We define binary numbers as the powers of two that lay the foundation for the additive building blocks of positive integers. Note that the word binary comes from “Bi” meaning two. In this system, integers are expressed in terms of only \(0\)s and \(1\)s. The values that represent each integer are calculated by finding the sum of the powers of two that make up the given number. We pull out the amount of times that each power of two occurs. For example, the decimal number ten is written as “\(1010\)” because it is \(\underline{1}\) \(\cdot\) \(2^3+ \underline{0} \) \(\cdot\) \(2^2 + \underline{1} \cdot 2^1 + \underline{0} \cdot 2^0 \). Notice that this starts with the largest power of two. We read “\(1010\)” as “one-zero-one-zero” as opposed to one thousand and ten. The binary representation of the first few natural numbers are shown in the table below.

You can see that the binary representation of the decimal number \(1\) is “\(1\).” A single binary digit is called a bit. Notice that the word “bit” comes from \(\underline{\textit{b}}\)inary dig\(\underline{\textit{it}}\).

When writing binary numbers more formally, we tend to use the subscript \(2\). Therefore, we would write the decimal number \(5\) whose binary notation is “\(101\)” as \(101_2\). This is so that there is less confusion between decimal numbers and binary numbers.

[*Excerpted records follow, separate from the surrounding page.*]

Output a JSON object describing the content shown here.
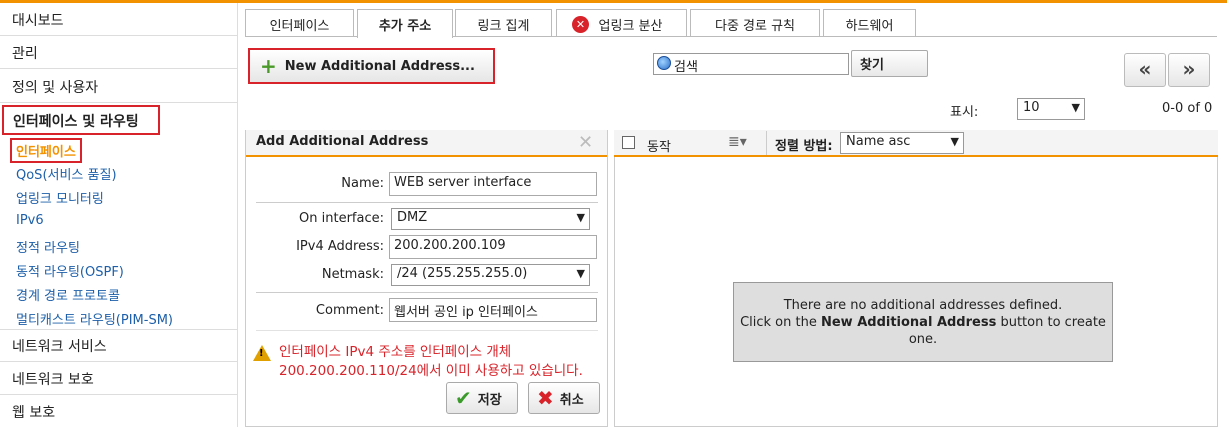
{
  "sidebar": {
    "sections": [
      "대시보드",
      "관리",
      "정의 및 사용자",
      "인터페이스 및 라우팅"
    ],
    "sub_items": [
      "인터페이스",
      "QoS(서비스 품질)",
      "업링크 모니터링",
      "IPv6",
      "정적 라우팅",
      "동적 라우팅(OSPF)",
      "경계 경로 프로토콜",
      "멀티캐스트 라우팅(PIM-SM)"
    ],
    "bottom_sections": [
      "네트워크 서비스",
      "네트워크 보호",
      "웹 보호"
    ]
  },
  "tabs": [
    "인터페이스",
    "추가 주소",
    "링크 집계",
    "업링크 분산",
    "다중 경로 규칙",
    "하드웨어"
  ],
  "toolbar": {
    "new_button": "New Additional Address...",
    "search_placeholder": "검색",
    "find_button": "찾기",
    "prev": "«",
    "next": "»",
    "display_label": "표시:",
    "display_value": "10",
    "count": "0-0 of 0"
  },
  "form": {
    "title": "Add Additional Address",
    "name_label": "Name:",
    "name_value": "WEB server interface",
    "interface_label": "On interface:",
    "interface_value": "DMZ",
    "ipv4_label": "IPv4 Address:",
    "ipv4_value": "200.200.200.109",
    "netmask_label": "Netmask:",
    "netmask_value": "/24 (255.255.255.0)",
    "comment_label": "Comment:",
    "comment_value": "웹서버 공인 ip 인터페이스",
    "warning_line1": "인터페이스 IPv4 주소를 인터페이스 개체",
    "warning_line2": "200.200.200.110/24에서 이미 사용하고 있습니다.",
    "save_button": "저장",
    "cancel_button": "취소"
  },
  "list": {
    "action_col": "동작",
    "sort_label": "정렬 방법:",
    "sort_value": "Name asc",
    "empty_line1": "There are no additional addresses defined.",
    "empty_line2_pre": "Click on the ",
    "empty_line2_bold": "New Additional Address",
    "empty_line2_post": " button to create",
    "empty_line3": "one."
  },
  "colors": {
    "accent": "#f39200",
    "highlight": "#d8232a",
    "link": "#1d5fa8"
  }
}
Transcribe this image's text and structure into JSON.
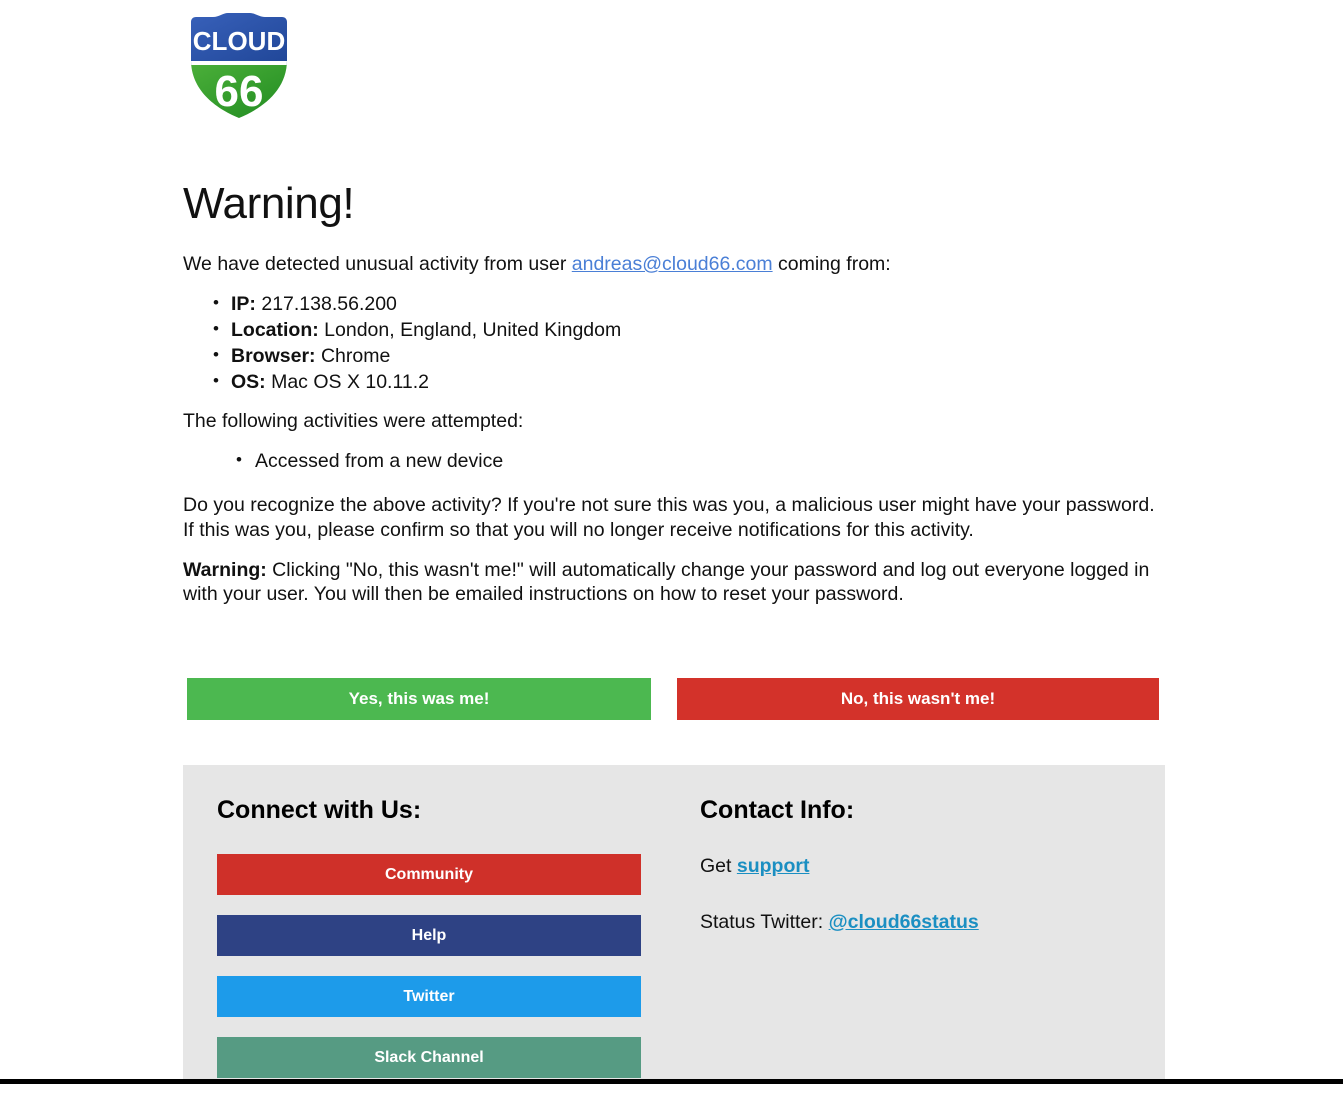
{
  "logo": {
    "top_text": "CLOUD",
    "bottom_text": "66",
    "blue": "#2a55a8",
    "green": "#3a9e2e"
  },
  "main": {
    "title": "Warning!",
    "intro_prefix": "We have detected unusual activity from user ",
    "intro_link": "andreas@cloud66.com",
    "intro_suffix": " coming from:",
    "info_list": [
      {
        "label": "IP:",
        "value": "217.138.56.200"
      },
      {
        "label": "Location:",
        "value": "London, England, United Kingdom"
      },
      {
        "label": "Browser:",
        "value": "Chrome"
      },
      {
        "label": "OS:",
        "value": "Mac OS X 10.11.2"
      }
    ],
    "activities_heading": "The following activities were attempted:",
    "activities": [
      "Accessed from a new device"
    ],
    "recognize_paragraph": "Do you recognize the above activity? If you're not sure this was you, a malicious user might have your password. If this was you, please confirm so that you will no longer receive notifications for this activity.",
    "warning_label": "Warning:",
    "warning_paragraph": " Clicking \"No, this wasn't me!\" will automatically change your password and log out everyone logged in with your user. You will then be emailed instructions on how to reset your password."
  },
  "actions": {
    "yes_label": "Yes, this was me!",
    "yes_color": "#4cb850",
    "no_label": "No, this wasn't me!",
    "no_color": "#d3322a"
  },
  "footer": {
    "background": "#e6e6e6",
    "connect": {
      "title": "Connect with Us:",
      "buttons": [
        {
          "label": "Community",
          "color": "#cf3029"
        },
        {
          "label": "Help",
          "color": "#2e4284"
        },
        {
          "label": "Twitter",
          "color": "#1d9bea"
        },
        {
          "label": "Slack Channel",
          "color": "#569b83"
        }
      ]
    },
    "contact": {
      "title": "Contact Info:",
      "support_prefix": "Get ",
      "support_link": "support",
      "twitter_prefix": "Status Twitter: ",
      "twitter_link": "@cloud66status",
      "link_color": "#1b8fc2"
    }
  }
}
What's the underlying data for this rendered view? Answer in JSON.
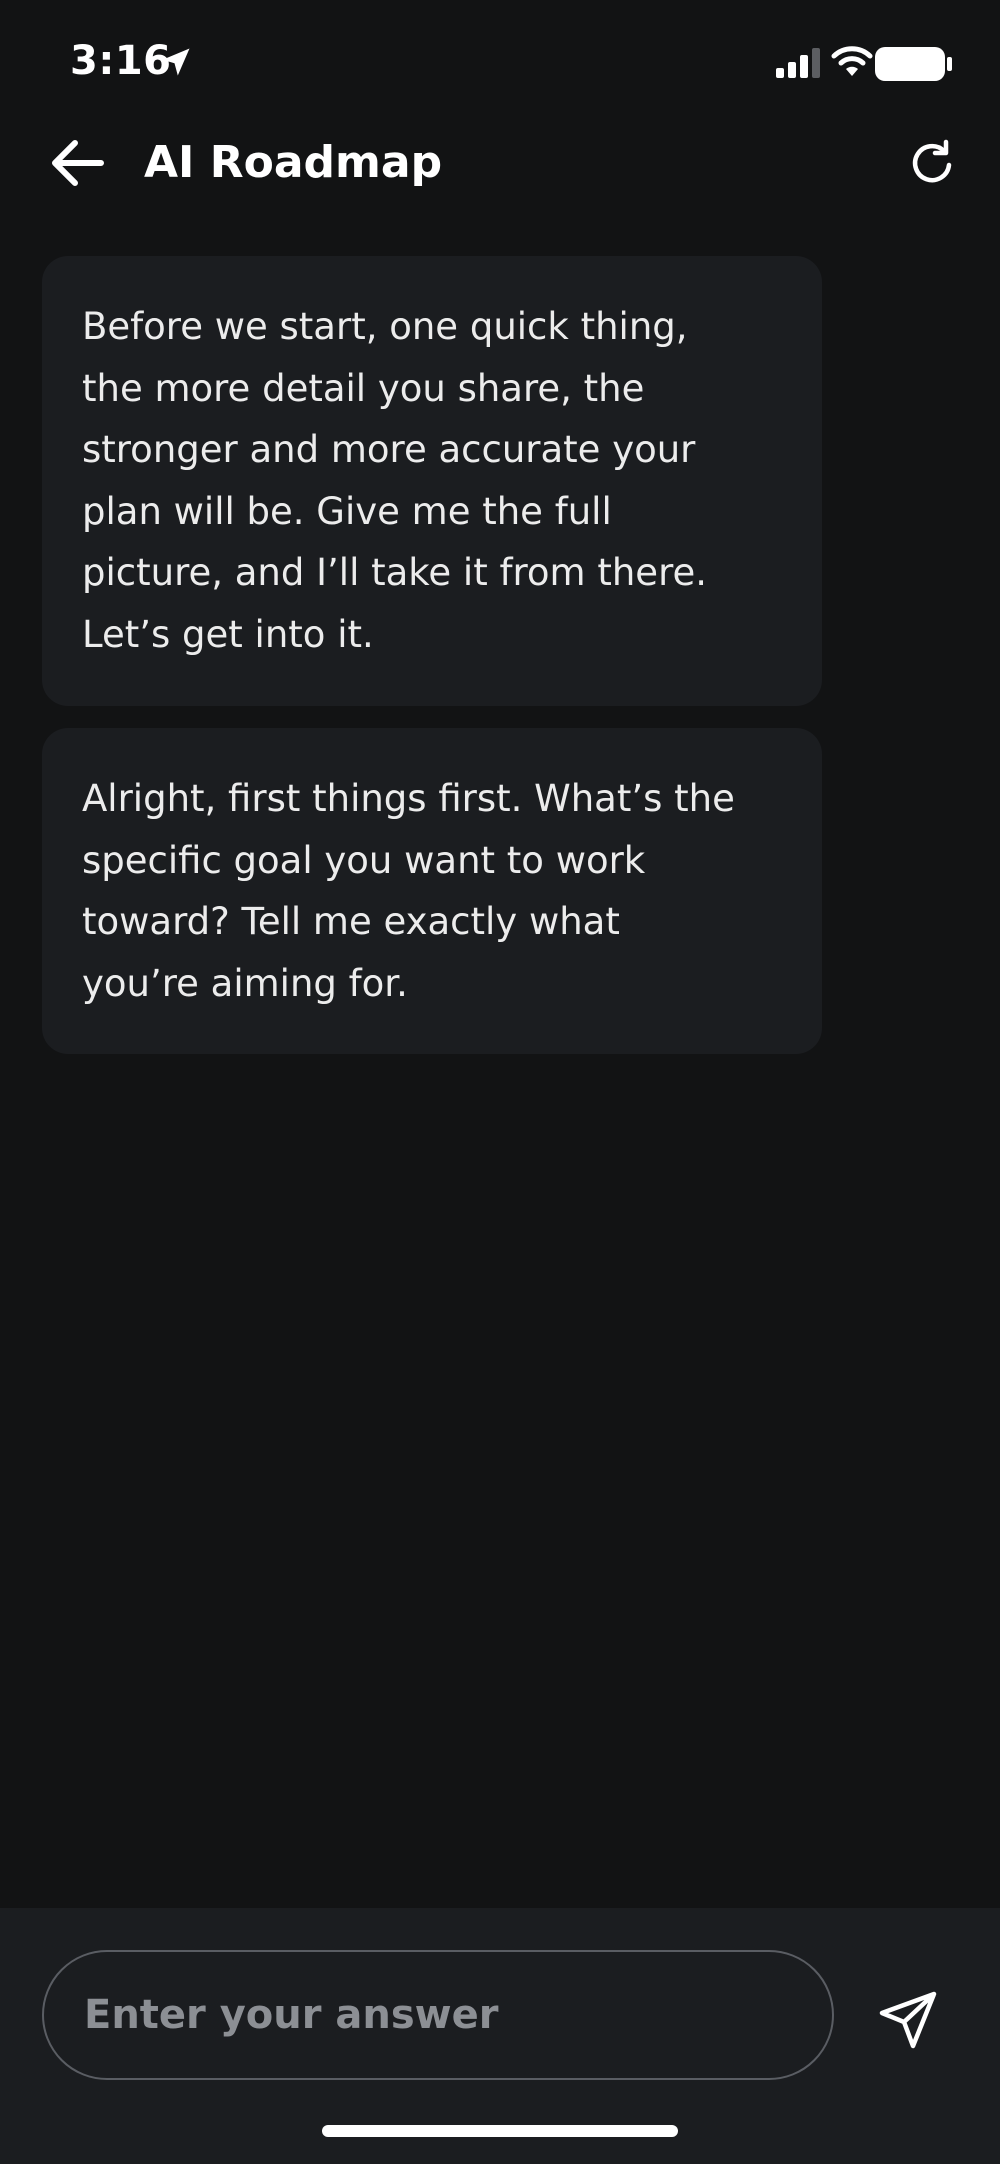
{
  "status_bar": {
    "time": "3:16",
    "icons": [
      "location-arrow-icon",
      "cellular-signal-icon",
      "wifi-icon",
      "battery-icon"
    ]
  },
  "header": {
    "title": "AI Roadmap",
    "back_icon": "arrow-left-icon",
    "refresh_icon": "refresh-icon"
  },
  "messages": [
    {
      "sender": "assistant",
      "text": "Before we start, one quick thing,\nthe more detail you share, the\nstronger and more accurate your\nplan will be. Give me the full\npicture, and I’ll take it from there.\nLet’s get into it."
    },
    {
      "sender": "assistant",
      "text": "Alright, first things first. What’s the\nspecific goal you want to work\ntoward? Tell me exactly what\nyou’re aiming for."
    }
  ],
  "composer": {
    "placeholder": "Enter your answer",
    "value": "",
    "send_icon": "send-icon"
  },
  "colors": {
    "background": "#121314",
    "bubble": "#1b1d20",
    "input_border": "#5a5d63",
    "placeholder": "#8c8f94",
    "text": "#ffffff"
  }
}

Today, computers use binary numbers because they are simple to work with. Numbers can be encoded in binary and stored using the idea of switches. Each switch represents either a \(1\) or a \(0\) depending on whether the switch is on or off. Therefore, by looking at a switch, or set of switches, you could tell what number is being displayed. The storage of large amounts of information can be allowed by having several switches. “The digital technology which uses this system could be a computer, calculator, digital TV decoder box, cell phone, burglar alarm, watch etc.” (Brennan, 2016).